Dataset rows describing interfaces
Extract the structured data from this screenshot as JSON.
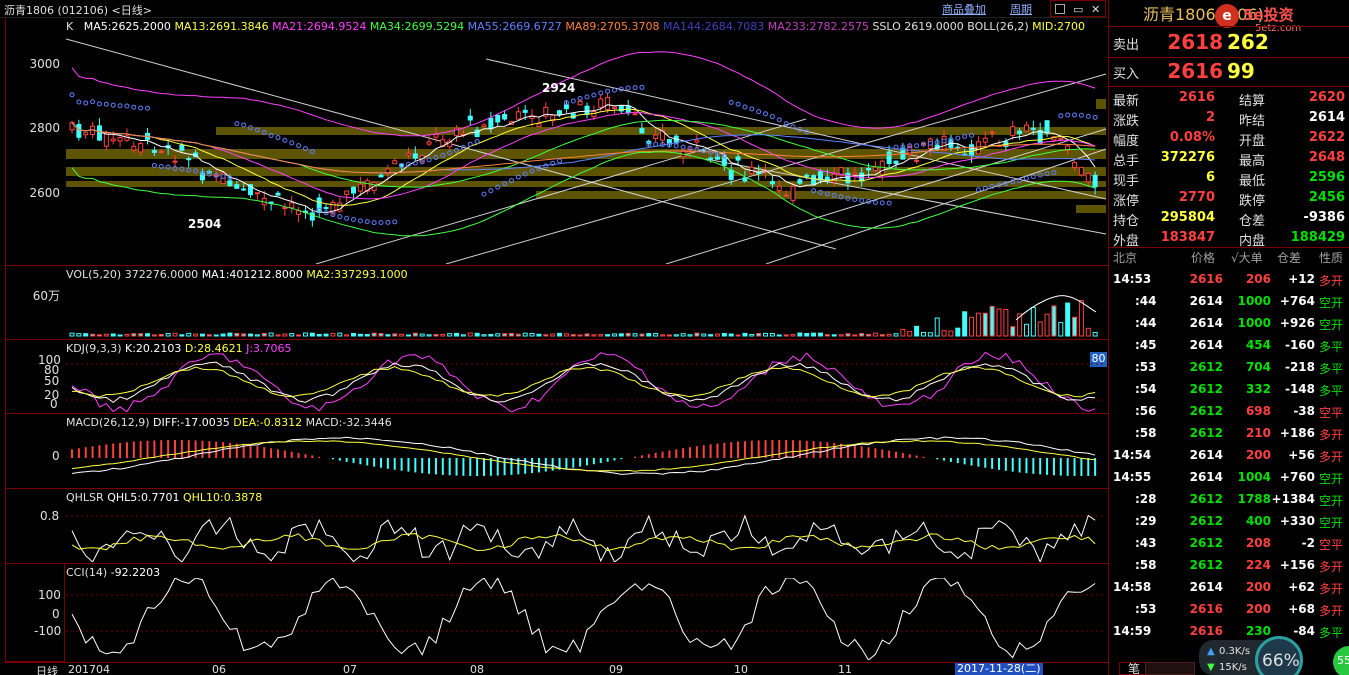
{
  "window": {
    "title": "沥青1806 (012106) <日线>",
    "menu_goods": "商品叠加",
    "menu_period": "周期"
  },
  "ma_line": {
    "k": "K",
    "ma5": "MA5:2625.2000",
    "ma13": "MA13:2691.3846",
    "ma21": "MA21:2694.9524",
    "ma34": "MA34:2699.5294",
    "ma55": "MA55:2669.6727",
    "ma89": "MA89:2705.3708",
    "ma144": "MA144:2684.7083",
    "ma233": "MA233:2782.2575",
    "sslo": "SSLO",
    "sslo_val": "2619.0000",
    "boll": "BOLL(26,2)",
    "mid": "MID:2700"
  },
  "colors": {
    "ma5": "#ffffff",
    "ma13": "#ffff40",
    "ma21": "#ff40ff",
    "ma34": "#40ff40",
    "ma55": "#6080ff",
    "ma89": "#ff8040",
    "ma144": "#4040c0",
    "ma233": "#c040c0",
    "up": "#ff4040",
    "down": "#40ffff",
    "band": "#706800"
  },
  "price_axis": [
    "3000",
    "2800",
    "2600"
  ],
  "annotations": {
    "high": "2924",
    "low": "2504"
  },
  "vol": {
    "label": "VOL(5,20)",
    "value": "372276.0000",
    "ma1": "MA1:401212.8000",
    "ma2": "MA2:337293.1000",
    "axis": "60万"
  },
  "kdj": {
    "label": "KDJ(9,3,3)",
    "k": "K:20.2103",
    "d": "D:28.4621",
    "j": "J:3.7065",
    "axis": [
      "100",
      "80",
      "50",
      "20",
      "0"
    ],
    "badge": "80"
  },
  "macd": {
    "label": "MACD(26,12,9)",
    "diff": "DIFF:-17.0035",
    "dea": "DEA:-0.8312",
    "macd": "MACD:-32.3446",
    "axis": "0"
  },
  "qhlsr": {
    "label": "QHLSR",
    "qhl5": "QHL5:0.7701",
    "qhl10": "QHL10:0.3878",
    "axis": "0.8"
  },
  "cci": {
    "label": "CCI(14)",
    "value": "-92.2203",
    "axis": [
      "100",
      "0",
      "-100"
    ]
  },
  "x_axis": {
    "period": "日线",
    "labels": [
      "201704",
      "06",
      "07",
      "08",
      "09",
      "10",
      "11"
    ],
    "cursor_date": "2017-11-28(二)"
  },
  "side": {
    "title": "沥青1806 (b",
    "title_tail": "06)",
    "logo_text": "5etz.com",
    "brand": "5e投资",
    "sell": {
      "label": "卖出",
      "price": "2618",
      "qty": "262"
    },
    "buy": {
      "label": "买入",
      "price": "2616",
      "qty": "99"
    },
    "quotes": [
      {
        "l1": "最新",
        "v1": "2616",
        "c1": "red",
        "l2": "结算",
        "v2": "2620",
        "c2": "red"
      },
      {
        "l1": "涨跌",
        "v1": "2",
        "c1": "red",
        "l2": "昨结",
        "v2": "2614",
        "c2": "white"
      },
      {
        "l1": "幅度",
        "v1": "0.08%",
        "c1": "red",
        "l2": "开盘",
        "v2": "2622",
        "c2": "red"
      },
      {
        "l1": "总手",
        "v1": "372276",
        "c1": "yellow",
        "l2": "最高",
        "v2": "2648",
        "c2": "red"
      },
      {
        "l1": "现手",
        "v1": "6",
        "c1": "yellow",
        "l2": "最低",
        "v2": "2596",
        "c2": "green"
      },
      {
        "l1": "涨停",
        "v1": "2770",
        "c1": "red",
        "l2": "跌停",
        "v2": "2456",
        "c2": "green"
      },
      {
        "l1": "持仓",
        "v1": "295804",
        "c1": "yellow",
        "l2": "仓差",
        "v2": "-9386",
        "c2": "white"
      },
      {
        "l1": "外盘",
        "v1": "183847",
        "c1": "red",
        "l2": "内盘",
        "v2": "188429",
        "c2": "green"
      }
    ],
    "tick_header": {
      "time": "北京",
      "price": "价格",
      "vol": "√大单",
      "chg": "仓差",
      "type": "性质"
    },
    "ticks": [
      {
        "t": "14:53",
        "p": "2616",
        "pc": "red",
        "v": "206",
        "vc": "red",
        "c": "+12",
        "x": "多开",
        "xc": "red"
      },
      {
        "t": ":44",
        "p": "2614",
        "pc": "white",
        "v": "1000",
        "vc": "green",
        "c": "+764",
        "x": "空开",
        "xc": "green"
      },
      {
        "t": ":44",
        "p": "2614",
        "pc": "white",
        "v": "1000",
        "vc": "green",
        "c": "+926",
        "x": "空开",
        "xc": "green"
      },
      {
        "t": ":45",
        "p": "2614",
        "pc": "white",
        "v": "454",
        "vc": "green",
        "c": "-160",
        "x": "多平",
        "xc": "green"
      },
      {
        "t": ":53",
        "p": "2612",
        "pc": "green",
        "v": "704",
        "vc": "green",
        "c": "-218",
        "x": "多平",
        "xc": "green"
      },
      {
        "t": ":54",
        "p": "2612",
        "pc": "green",
        "v": "332",
        "vc": "green",
        "c": "-148",
        "x": "多平",
        "xc": "green"
      },
      {
        "t": ":56",
        "p": "2612",
        "pc": "green",
        "v": "698",
        "vc": "red",
        "c": "-38",
        "x": "空平",
        "xc": "red"
      },
      {
        "t": ":58",
        "p": "2612",
        "pc": "green",
        "v": "210",
        "vc": "red",
        "c": "+186",
        "x": "多开",
        "xc": "red"
      },
      {
        "t": "14:54",
        "p": "2614",
        "pc": "white",
        "v": "200",
        "vc": "red",
        "c": "+56",
        "x": "多开",
        "xc": "red"
      },
      {
        "t": "14:55",
        "p": "2614",
        "pc": "white",
        "v": "1004",
        "vc": "green",
        "c": "+760",
        "x": "空开",
        "xc": "green"
      },
      {
        "t": ":28",
        "p": "2612",
        "pc": "green",
        "v": "1788",
        "vc": "green",
        "c": "+1384",
        "x": "空开",
        "xc": "green"
      },
      {
        "t": ":29",
        "p": "2612",
        "pc": "green",
        "v": "400",
        "vc": "green",
        "c": "+330",
        "x": "空开",
        "xc": "green"
      },
      {
        "t": ":43",
        "p": "2612",
        "pc": "green",
        "v": "208",
        "vc": "red",
        "c": "-2",
        "x": "空平",
        "xc": "red"
      },
      {
        "t": ":58",
        "p": "2612",
        "pc": "green",
        "v": "224",
        "vc": "red",
        "c": "+156",
        "x": "多开",
        "xc": "red"
      },
      {
        "t": "14:58",
        "p": "2614",
        "pc": "white",
        "v": "200",
        "vc": "red",
        "c": "+62",
        "x": "多开",
        "xc": "red"
      },
      {
        "t": ":53",
        "p": "2616",
        "pc": "red",
        "v": "200",
        "vc": "red",
        "c": "+68",
        "x": "多开",
        "xc": "red"
      },
      {
        "t": "14:59",
        "p": "2616",
        "pc": "red",
        "v": "230",
        "vc": "green",
        "c": "-84",
        "x": "多平",
        "xc": "green"
      }
    ],
    "footer_tab": "笔",
    "gauge_value": "66%",
    "speed_up": "0.3K/s",
    "speed_down": "15K/s",
    "side_badge": "55"
  }
}
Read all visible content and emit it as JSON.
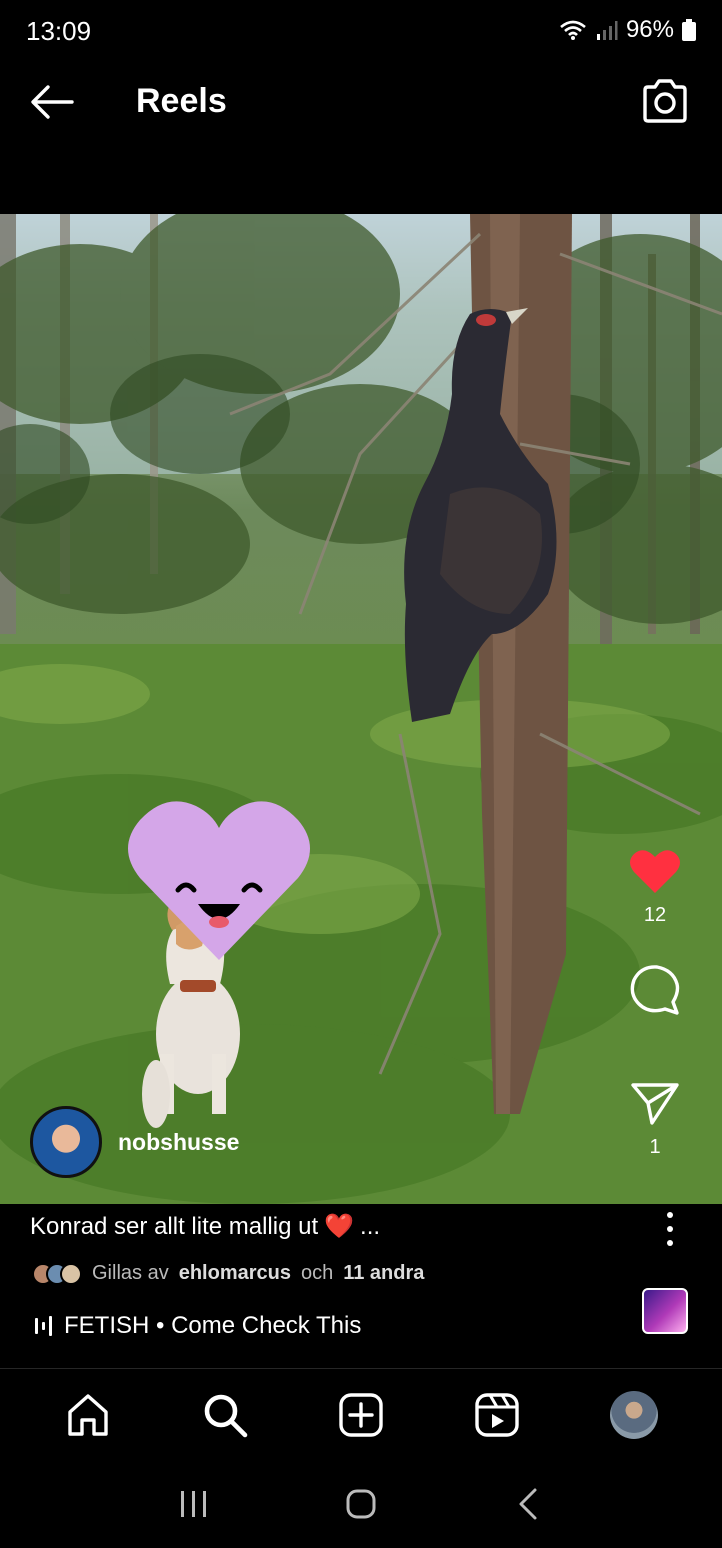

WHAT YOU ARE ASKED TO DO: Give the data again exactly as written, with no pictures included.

RESPONSE:
Extract the structured data from this screenshot as JSON.
{
  "window": {
    "title": "沥青1806 (012106) <日线>",
    "menu_goods": "商品叠加",
    "menu_period": "周期"
  },
  "ma_line": {
    "k": "K",
    "ma5": "MA5:2625.2000",
    "ma13": "MA13:2691.3846",
    "ma21": "MA21:2694.9524",
    "ma34": "MA34:2699.5294",
    "ma55": "MA55:2669.6727",
    "ma89": "MA89:2705.3708",
    "ma144": "MA144:2684.7083",
    "ma233": "MA233:2782.2575",
    "sslo": "SSLO",
    "sslo_val": "2619.0000",
    "boll": "BOLL(26,2)",
    "mid": "MID:2700"
  },
  "colors": {
    "ma5": "#ffffff",
    "ma13": "#ffff40",
    "ma21": "#ff40ff",
    "ma34": "#40ff40",
    "ma55": "#6080ff",
    "ma89": "#ff8040",
    "ma144": "#4040c0",
    "ma233": "#c040c0",
    "up": "#ff4040",
    "down": "#40ffff",
    "band": "#706800"
  },
  "price_axis": [
    "3000",
    "2800",
    "2600"
  ],
  "annotations": {
    "high": "2924",
    "low": "2504"
  },
  "vol": {
    "label": "VOL(5,20)",
    "value": "372276.0000",
    "ma1": "MA1:401212.8000",
    "ma2": "MA2:337293.1000",
    "axis": "60万"
  },
  "kdj": {
    "label": "KDJ(9,3,3)",
    "k": "K:20.2103",
    "d": "D:28.4621",
    "j": "J:3.7065",
    "axis": [
      "100",
      "80",
      "50",
      "20",
      "0"
    ],
    "badge": "80"
  },
  "macd": {
    "label": "MACD(26,12,9)",
    "diff": "DIFF:-17.0035",
    "dea": "DEA:-0.8312",
    "macd": "MACD:-32.3446",
    "axis": "0"
  },
  "qhlsr": {
    "label": "QHLSR",
    "qhl5": "QHL5:0.7701",
    "qhl10": "QHL10:0.3878",
    "axis": "0.8"
  },
  "cci": {
    "label": "CCI(14)",
    "value": "-92.2203",
    "axis": [
      "100",
      "0",
      "-100"
    ]
  },
  "x_axis": {
    "period": "日线",
    "labels": [
      "201704",
      "06",
      "07",
      "08",
      "09",
      "10",
      "11"
    ],
    "cursor_date": "2017-11-28(二)"
  },
  "side": {
    "title": "沥青1806 (b",
    "title_tail": "06)",
    "logo_text": "5etz.com",
    "brand": "5e投资",
    "sell": {
      "label": "卖出",
      "price": "2618",
      "qty": "262"
    },
    "buy": {
      "label": "买入",
      "price": "2616",
      "qty": "99"
    },
    "quotes": [
      {
        "l1": "最新",
        "v1": "2616",
        "c1": "red",
        "l2": "结算",
        "v2": "2620",
        "c2": "red"
      },
      {
        "l1": "涨跌",
        "v1": "2",
        "c1": "red",
        "l2": "昨结",
        "v2": "2614",
        "c2": "white"
      },
      {
        "l1": "幅度",
        "v1": "0.08%",
        "c1": "red",
        "l2": "开盘",
        "v2": "2622",
        "c2": "red"
      },
      {
        "l1": "总手",
        "v1": "372276",
        "c1": "yellow",
        "l2": "最高",
        "v2": "2648",
        "c2": "red"
      },
      {
        "l1": "现手",
        "v1": "6",
        "c1": "yellow",
        "l2": "最低",
        "v2": "2596",
        "c2": "green"
      },
      {
        "l1": "涨停",
        "v1": "2770",
        "c1": "red",
        "l2": "跌停",
        "v2": "2456",
        "c2": "green"
      },
      {
        "l1": "持仓",
        "v1": "295804",
        "c1": "yellow",
        "l2": "仓差",
        "v2": "-9386",
        "c2": "white"
      },
      {
        "l1": "外盘",
        "v1": "183847",
        "c1": "red",
        "l2": "内盘",
        "v2": "188429",
        "c2": "green"
      }
    ],
    "tick_header": {
      "time": "北京",
      "price": "价格",
      "vol": "√大单",
      "chg": "仓差",
      "type": "性质"
    },
    "ticks": [
      {
        "t": "14:53",
        "p": "2616",
        "pc": "red",
        "v": "206",
        "vc": "red",
        "c": "+12",
        "x": "多开",
        "xc": "red"
      },
      {
        "t": ":44",
        "p": "2614",
        "pc": "white",
        "v": "1000",
        "vc": "green",
        "c": "+764",
        "x": "空开",
        "xc": "green"
      },
      {
        "t": ":44",
        "p": "2614",
        "pc": "white",
        "v": "1000",
        "vc": "green",
        "c": "+926",
        "x": "空开",
        "xc": "green"
      },
      {
        "t": ":45",
        "p": "2614",
        "pc": "white",
        "v": "454",
        "vc": "green",
        "c": "-160",
        "x": "多平",
        "xc": "green"
      },
      {
        "t": ":53",
        "p": "2612",
        "pc": "green",
        "v": "704",
        "vc": "green",
        "c": "-218",
        "x": "多平",
        "xc": "green"
      },
      {
        "t": ":54",
        "p": "2612",
        "pc": "green",
        "v": "332",
        "vc": "green",
        "c": "-148",
        "x": "多平",
        "xc": "green"
      },
      {
        "t": ":56",
        "p": "2612",
        "pc": "green",
        "v": "698",
        "vc": "red",
        "c": "-38",
        "x": "空平",
        "xc": "red"
      },
      {
        "t": ":58",
        "p": "2612",
        "pc": "green",
        "v": "210",
        "vc": "red",
        "c": "+186",
        "x": "多开",
        "xc": "red"
      },
      {
        "t": "14:54",
        "p": "2614",
        "pc": "white",
        "v": "200",
        "vc": "red",
        "c": "+56",
        "x": "多开",
        "xc": "red"
      },
      {
        "t": "14:55",
        "p": "2614",
        "pc": "white",
        "v": "1004",
        "vc": "green",
        "c": "+760",
        "x": "空开",
        "xc": "green"
      },
      {
        "t": ":28",
        "p": "2612",
        "pc": "green",
        "v": "1788",
        "vc": "green",
        "c": "+1384",
        "x": "空开",
        "xc": "green"
      },
      {
        "t": ":29",
        "p": "2612",
        "pc": "green",
        "v": "400",
        "vc": "green",
        "c": "+330",
        "x": "空开",
        "xc": "green"
      },
      {
        "t": ":43",
        "p": "2612",
        "pc": "green",
        "v": "208",
        "vc": "red",
        "c": "-2",
        "x": "空平",
        "xc": "red"
      },
      {
        "t": ":58",
        "p": "2612",
        "pc": "green",
        "v": "224",
        "vc": "red",
        "c": "+156",
        "x": "多开",
        "xc": "red"
      },
      {
        "t": "14:58",
        "p": "2614",
        "pc": "white",
        "v": "200",
        "vc": "red",
        "c": "+62",
        "x": "多开",
        "xc": "red"
      },
      {
        "t": ":53",
        "p": "2616",
        "pc": "red",
        "v": "200",
        "vc": "red",
        "c": "+68",
        "x": "多开",
        "xc": "red"
      },
      {
        "t": "14:59",
        "p": "2616",
        "pc": "red",
        "v": "230",
        "vc": "green",
        "c": "-84",
        "x": "多平",
        "xc": "green"
      }
    ],
    "footer_tab": "笔",
    "gauge_value": "66%",
    "speed_up": "0.3K/s",
    "speed_down": "15K/s",
    "side_badge": "55"
  }
}
Read all visible content and emit it as JSON.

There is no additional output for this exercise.